My first experience with a physical euro was mid-December 2001 when I travelled to Europe for preliminary discussions with potential partners for the startup I ended up launching later that year. First stop: Germany. Bank showcases were filled with euro feel-good agitprop. Euro bills and coins would enter circulation on January 1, and this was part of the long-running campaign to persuade Germans to surrender their Deutsche marks. People had some apprehensions, and some wanted to retain the D-Mark, but my business contacts were gleeful: the euro would become the dominant reserve currency in the world; oil would be priced in it.
To celebrate this unique moment in history, I entered a Deutsche Bank branch and bought several euro Starter Packs, as they were called in good German. The clear plastic pouches cost DM 20 and contained all denominations of euro coins. I handed them out as souvenirs when I came home.
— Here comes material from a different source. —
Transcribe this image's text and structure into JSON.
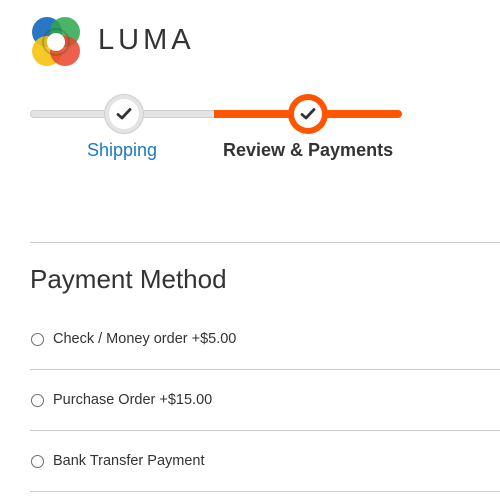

The following year, the euro was in every Eurozone wallet. OK, people were bitching. Things had gotten more expensive. Little but highly visible things. Merchants rounded up. An espresso in Germany might have cost DM 3 but then sold for €2, instead of €1.50 as it should have.
By then, I’d moved to Belgium—without feel for what things had cost beforehand. What I did notice was how easy, cheap, and fast transactions were with Eurozone countries. I was too busy building a company to worry about birth defects and fatal flaws of the monetary union that covers not only the 330 million people in the Eurozone, but another 150 million people in Africa whose currencies are pegged to it, and maybe 20 million people in other countries with currency pegs. And for nostalgic reasons, I would like the euro to survive.
But that may be wishful thinking. Every day brings new developments that raise my doubts further: turns out, even counterfeiters have lost confidence in the euro.
In fact, the euro counterfeiting bubble has collapsed. The ECB, in its biannual reports on euro note counterfeiting, documented the bubble and its demise.
After a fairly steady period through 2006, euro counterfeiting jumped 70% to its peak in the second quarter of 2009. Alas, following on the heels of the financial crisis, the Eurozone debt crisis began to gnaw on periphery countries, and counterfeiters lost confidence along with the rest of the financial markets. By the first half of 2012, counterfeiting had crashed 44%. And not much but thin Alpine air appears to be underneath it.
The ECB measures counterfeiting by the number of fake bank notes that are pulled from circulation. The most common fake (42.5%) was the €20-note followed by the €50 note (34.5%). The least common were the €5-note and the €500-note. 97.5% were confiscated in the Eurozone, 2% in other European countries, and 0.5% elsewhere.
The fact that counterfeiters are throwing in the towel—worried perhaps that they’ll get stuck with high-risk but unsalable merchandise—is bad enough for Europhiles. But now we see an increasingly clear demarcation of the Eurozone into two separate parts, though not entirely along the lines of North and South often envisioned.
On one side of the line are countries whose governments can borrow at negative yields, that is, where desperate investors agree to lend money to them at a guaranteed loss, however absurd that might have seemed not too long ago. That club includes Germany, France, the Netherlands, and Belgium (!); in the secondary markets, Finnish and Austrian government debt has seen negative yields. Eurozone neighbors Denmark and Switzerland also dipped into negative yields. Negative Interest Rate Policy (NIRP) at work.
On the other side are countries whose governments lost access to the financial markets or are in the process of losing access. Among them Spain. Its yields continued to push higher, despite the €100 billion bank bailout that climbed over its final hurdle, German parliamentary approval. With 10-year paper above 7%, the country is approaching a full bailout—though it won’t solve the core problem: a collapsed economy with unemployment of 24.4% and youth unemployment over 50%.
Perhaps the Eurozone will perform a miracle and solve the debt crisis (unlikely), or all 17 nations might agree to rewrite the treaties that govern the ECB to allow it to print money and buy sovereign debt with reckless abandon (also unlikely). More likely, the can will be kicked down the road, with one or two countries exiting the Eurozone along the way. When push comes to shove, the Eurozone might break into two parts, possibly along the NIRP line, or it might break into national currencies. So I will hang on to my Starter Pack, that unopened plastic pouch of pristine euros never touched by a human hand—because one day, I’m afraid, it might become a collector’s item.